He added, "We can not accelerate this process to jeopardize our national security."
Parliament's Intelligence and Security Committee report was finalized in March and sent to number 10 on 17 October.
It examines Russian activities – including allegations of espionage, subversion and electoral interference – and includes evidence from British intelligence agencies such as GCHQ, MI5 and MI6 regarding covert Russian attempts to influence the outcome of the EU referendum in 2016 and the 2017 parliamentary elections
The approval for its publication still needs to be granted – and will be issued after election day.
Dominic Grieve, chairman of Parliament's Intelligence and Security Committee, said there was no legitimate reason for delaying the report and voters had the right to see it before they went to the polls.
During an urgent question in the House of Commons, the former Attorney General stated that there was a "long-standing agreement" whereby the Prime Minister would endeavor to respond to the committee's reports 10 days later.
Mr Grieve also said that the intelligence services had stated that publication of the report would not interfere with the performance of their duties.  59007] But Foreign Minister Pincher regretted that the processing time for the report was "not unusual" – citing examples of reports that had taken six weeks to get Downing Street's approval.
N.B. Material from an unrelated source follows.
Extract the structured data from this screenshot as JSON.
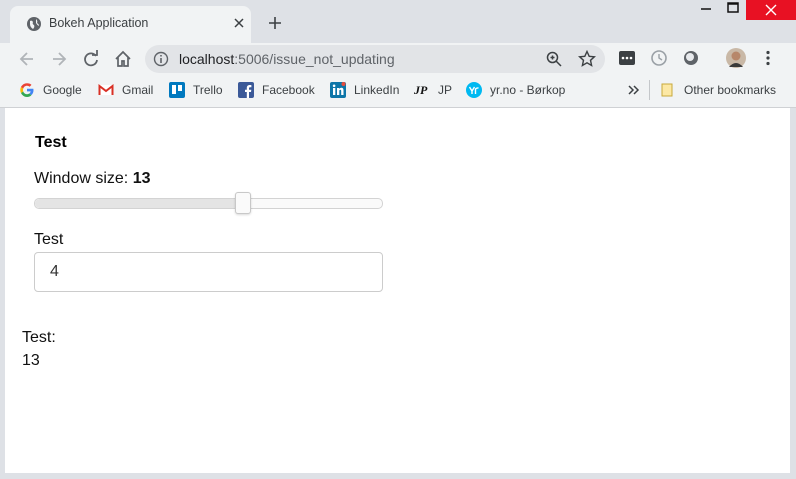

"Obviously Politically Motivated"
Shadow Foreign Secretary Emily Thornberry said Downing Street's decision not to release the report for publication before the parliamentary elections was "clearly politically motivated".
Affront to our democracy, "she told Commons.
Ms. Thornberry said, No. 10 recognized that the report was" other questions about the ties between Russia and Brexit and with the current leadership of the Tory party
She continued, "Publish this report and let us see for yourself, otherwise there is only one question: what do you have to hide? "
Mr. Pincher denied the decision not to p The publication of the pre-election report was politically motivated.
The BBC Newsnight's diplomatic editor, Mark Urban, tweeted that the Government's assertion that the report must be withheld because it is "unusual" to say the least.
"It is normal for the government [sic] to react after the release," he said.
"Suspicion of Motives"
Previously, Lord Evans, MI5 Director-General until 2013, had told Today's ministers that this was to explain why they were unwilling to publish the report.
"Basically, I think it should be published," he said.
"One reason for setting up an intelligence and security committee is that public interest issues can be well thought out and the public can be informed by publishing the reports once they have gone through the security process."
He "If the government has a reason why this should not be published before the election, then I think they should make it very clear what that reason is."
Lord Anderson, the watchdog of Terrorism, said on Monday, another delay would arouse "suspicion" on the government's pre-election motives.